COMMENTARY – It’s going to be the topic of conversation once the 2017 Hall of Fame Class is formally inducted into Cooperstown. How long before Barry Bonds and Roger Clemens hear their names called to the hallowed fraternity? The numbers are getting larger and the controversy is growing even bigger. Now that two of the biggest names in the steroid era have traction in their pursuit of Major League Baseball’s highest honor, what kind of solvent will be used to remove the tarnish off votes that would allow alleged cheaters into baseball immortality?
The announcement of Jeff Bagwell, Tim Raines and Ivan Rodriguez may not have been the story on Wednesday night. While all three are worthy of such distinction and Trevor Hoffman and Vladimir Guerrero narrowly missing entry, I immediately looked for the transparency of numbers – ballots that now mean everything to the fan who believes in the purity of the game.
Admittedly, this is difficult for me. Major League Baseball announced its Hall of Fame Class of 2017 and for the first time, there was talk over who voted and how. I’m still against the Designated Hitter and the notion of advanced instant replay. Somethings are sacred, No I feel the right to be jilted by numbers. Ironically, the game of baseball is the most statistically sacred of any sport in the world.

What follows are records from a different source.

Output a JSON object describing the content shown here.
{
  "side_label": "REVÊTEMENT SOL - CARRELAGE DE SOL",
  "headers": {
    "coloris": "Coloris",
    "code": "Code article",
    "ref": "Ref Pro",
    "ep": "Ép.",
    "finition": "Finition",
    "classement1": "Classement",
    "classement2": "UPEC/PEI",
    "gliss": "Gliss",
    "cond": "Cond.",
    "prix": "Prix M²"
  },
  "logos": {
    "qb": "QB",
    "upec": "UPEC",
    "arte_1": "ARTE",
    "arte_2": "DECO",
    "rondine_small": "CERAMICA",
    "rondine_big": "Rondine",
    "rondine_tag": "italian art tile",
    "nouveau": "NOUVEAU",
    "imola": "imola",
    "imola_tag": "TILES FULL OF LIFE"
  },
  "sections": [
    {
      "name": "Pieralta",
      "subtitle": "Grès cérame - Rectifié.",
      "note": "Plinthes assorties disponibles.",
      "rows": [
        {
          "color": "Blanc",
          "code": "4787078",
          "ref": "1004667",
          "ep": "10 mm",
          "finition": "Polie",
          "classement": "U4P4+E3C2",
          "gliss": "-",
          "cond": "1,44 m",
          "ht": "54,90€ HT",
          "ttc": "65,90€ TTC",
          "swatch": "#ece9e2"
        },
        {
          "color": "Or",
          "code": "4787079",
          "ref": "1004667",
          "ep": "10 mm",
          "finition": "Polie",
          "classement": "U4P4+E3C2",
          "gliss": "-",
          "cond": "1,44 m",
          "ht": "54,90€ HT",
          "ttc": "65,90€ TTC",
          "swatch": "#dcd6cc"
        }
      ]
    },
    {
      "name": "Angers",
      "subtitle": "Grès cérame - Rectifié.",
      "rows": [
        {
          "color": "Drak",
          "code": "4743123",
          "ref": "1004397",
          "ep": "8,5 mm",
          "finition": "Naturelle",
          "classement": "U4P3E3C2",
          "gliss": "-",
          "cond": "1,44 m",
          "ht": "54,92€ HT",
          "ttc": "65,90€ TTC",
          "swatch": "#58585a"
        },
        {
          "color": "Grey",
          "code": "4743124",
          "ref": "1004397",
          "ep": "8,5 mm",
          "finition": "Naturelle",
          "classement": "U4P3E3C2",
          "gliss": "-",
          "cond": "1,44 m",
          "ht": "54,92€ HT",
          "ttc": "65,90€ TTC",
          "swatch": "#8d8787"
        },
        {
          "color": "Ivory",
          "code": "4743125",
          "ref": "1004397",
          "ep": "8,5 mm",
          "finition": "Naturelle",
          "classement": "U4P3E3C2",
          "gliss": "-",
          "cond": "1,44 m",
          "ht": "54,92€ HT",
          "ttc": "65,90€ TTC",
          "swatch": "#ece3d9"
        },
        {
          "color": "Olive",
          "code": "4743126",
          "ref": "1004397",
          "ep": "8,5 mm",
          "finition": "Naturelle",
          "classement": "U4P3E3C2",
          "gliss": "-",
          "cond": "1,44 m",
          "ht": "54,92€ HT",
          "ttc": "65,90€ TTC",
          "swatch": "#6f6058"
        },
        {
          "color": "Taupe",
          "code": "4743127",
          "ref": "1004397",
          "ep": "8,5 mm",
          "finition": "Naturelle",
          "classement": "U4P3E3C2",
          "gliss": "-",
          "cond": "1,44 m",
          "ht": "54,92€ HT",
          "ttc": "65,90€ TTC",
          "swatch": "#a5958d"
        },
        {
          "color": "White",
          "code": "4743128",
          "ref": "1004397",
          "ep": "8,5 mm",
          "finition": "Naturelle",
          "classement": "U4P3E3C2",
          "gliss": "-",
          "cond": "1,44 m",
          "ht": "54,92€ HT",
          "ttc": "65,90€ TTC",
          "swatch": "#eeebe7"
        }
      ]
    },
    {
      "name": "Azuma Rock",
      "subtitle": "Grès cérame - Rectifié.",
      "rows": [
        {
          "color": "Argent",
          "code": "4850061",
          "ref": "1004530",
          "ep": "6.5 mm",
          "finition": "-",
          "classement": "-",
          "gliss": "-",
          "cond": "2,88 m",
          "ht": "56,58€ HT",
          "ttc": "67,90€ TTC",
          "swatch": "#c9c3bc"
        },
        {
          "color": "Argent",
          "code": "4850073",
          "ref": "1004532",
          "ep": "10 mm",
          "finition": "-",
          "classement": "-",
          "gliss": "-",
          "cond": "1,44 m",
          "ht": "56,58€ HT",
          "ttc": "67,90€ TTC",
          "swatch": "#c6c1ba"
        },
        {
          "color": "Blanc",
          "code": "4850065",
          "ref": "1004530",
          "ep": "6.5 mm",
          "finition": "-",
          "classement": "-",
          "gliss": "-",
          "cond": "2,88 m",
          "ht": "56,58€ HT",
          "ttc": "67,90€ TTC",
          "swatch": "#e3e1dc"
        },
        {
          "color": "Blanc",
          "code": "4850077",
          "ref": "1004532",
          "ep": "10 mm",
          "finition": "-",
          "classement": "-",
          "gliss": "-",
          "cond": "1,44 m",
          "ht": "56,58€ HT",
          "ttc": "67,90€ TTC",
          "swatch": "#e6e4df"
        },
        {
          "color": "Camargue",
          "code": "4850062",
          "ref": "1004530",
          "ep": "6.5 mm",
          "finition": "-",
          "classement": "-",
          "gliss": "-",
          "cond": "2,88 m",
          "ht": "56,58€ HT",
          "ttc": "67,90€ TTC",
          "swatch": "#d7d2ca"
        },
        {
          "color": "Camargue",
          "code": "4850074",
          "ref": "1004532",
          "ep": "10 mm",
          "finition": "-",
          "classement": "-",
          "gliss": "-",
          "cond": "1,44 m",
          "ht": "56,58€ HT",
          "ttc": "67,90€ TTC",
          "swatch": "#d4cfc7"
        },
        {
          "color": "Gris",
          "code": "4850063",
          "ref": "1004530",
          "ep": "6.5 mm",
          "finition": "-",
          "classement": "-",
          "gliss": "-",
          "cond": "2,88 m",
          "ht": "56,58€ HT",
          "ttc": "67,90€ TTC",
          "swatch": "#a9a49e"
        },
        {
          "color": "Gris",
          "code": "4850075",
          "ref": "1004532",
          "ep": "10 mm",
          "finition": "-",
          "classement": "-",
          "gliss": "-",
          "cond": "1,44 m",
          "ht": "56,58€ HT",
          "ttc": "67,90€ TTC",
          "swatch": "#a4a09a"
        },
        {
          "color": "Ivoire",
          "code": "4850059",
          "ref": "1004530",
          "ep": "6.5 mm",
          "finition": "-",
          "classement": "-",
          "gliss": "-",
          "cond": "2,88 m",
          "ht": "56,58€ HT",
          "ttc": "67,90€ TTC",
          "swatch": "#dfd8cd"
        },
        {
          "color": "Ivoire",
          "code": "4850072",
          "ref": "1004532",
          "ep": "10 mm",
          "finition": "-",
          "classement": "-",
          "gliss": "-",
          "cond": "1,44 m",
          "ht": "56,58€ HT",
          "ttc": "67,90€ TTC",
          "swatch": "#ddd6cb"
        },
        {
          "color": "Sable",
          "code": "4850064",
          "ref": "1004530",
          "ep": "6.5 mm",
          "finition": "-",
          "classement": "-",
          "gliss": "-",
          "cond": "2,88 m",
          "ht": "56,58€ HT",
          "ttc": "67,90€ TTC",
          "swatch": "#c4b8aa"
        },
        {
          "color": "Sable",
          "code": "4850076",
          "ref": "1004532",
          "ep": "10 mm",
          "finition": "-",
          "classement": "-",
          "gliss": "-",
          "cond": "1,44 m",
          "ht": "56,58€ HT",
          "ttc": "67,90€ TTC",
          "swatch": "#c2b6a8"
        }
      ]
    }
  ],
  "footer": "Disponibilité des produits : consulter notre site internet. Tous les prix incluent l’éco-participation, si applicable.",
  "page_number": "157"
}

While there are players who should have already been part of the fraternity (Pete Rose, Shoeless Joe Jackson) we all know the game played is not the same we loved in sandlots and parking lots when fireflies determined when we retired for the night.
I want a gentler, easier game where Tom Seaver battled Mike Schmidt in the bottom of the ninth with the score tied and two outs. I can dream, can’t I?
“The world is changing into a better and more transparent place. Now, finally, Hall of Fame voting is changing with it. Anyone want to propose a toast? I'll definitely drink to that,” writes Jayson Stark of ESPN.com. I am one of the contrarians. While everyone is quick to “tell all” and tattle like a child on a school yard, voting on the Hall of Fame should be as sacred as well, voting for President of the United States.
That’s a conversation for another day and another political forum.
“You probably missed this blockbuster news. But it came down last month, when the Baseball Writers' Association of America voted 80-9 to make every voter's Hall of Fame ballot public starting in 2018. The only reason for the one-year delay is 2017 Hall voting had already begun. It also gave time to iron out a few technicalities that will carve out the rules and mechanisms to make this happen.
“Once this change does happen, never again will you have to wonder who the three voters were who left a player as great as Ken Griffey Jr. off their ballots. Never again, theoretically, will you have to wonder what the heck they were thinking,” Stark adds.
It also opens the flood gates. Our baseball society challenges everything as is the case in any sport’s venue. It also means Joe Voter must explain why he did what he did, to stand up to the establishment, the fans and the player and explain his conscience.
It is only a matter of time before the game’s all-time home run hitter is allowed entrance in Cooperstown. The same can be said for one of the most dominant pitchers to ever stand on a mound. But after these two, who’s next. Will Mark McGwire see his way to New York? Despite the backlash and accusations associated with Rodriguez and Mike Piazza last year, baseball conscience – the voters – found it in their hearts to extend them the invitation of a lifetime. Will baseball soften its stance on Rose and Jackson? How are their crimes any more detrimental? Easing times means easing the stance on such offenders.
If the baseball community enshrines Bonds, Clemens and their cronies, the remainder of the crew must be excepted. This game is once again evolving – causing us diehards and purists to rethink how the game is being appreciated. In this case, if everyone isn’t being offered the same kind of repentance, no one should be allowed in, no matter how good they may have been before the accusations started in the first place.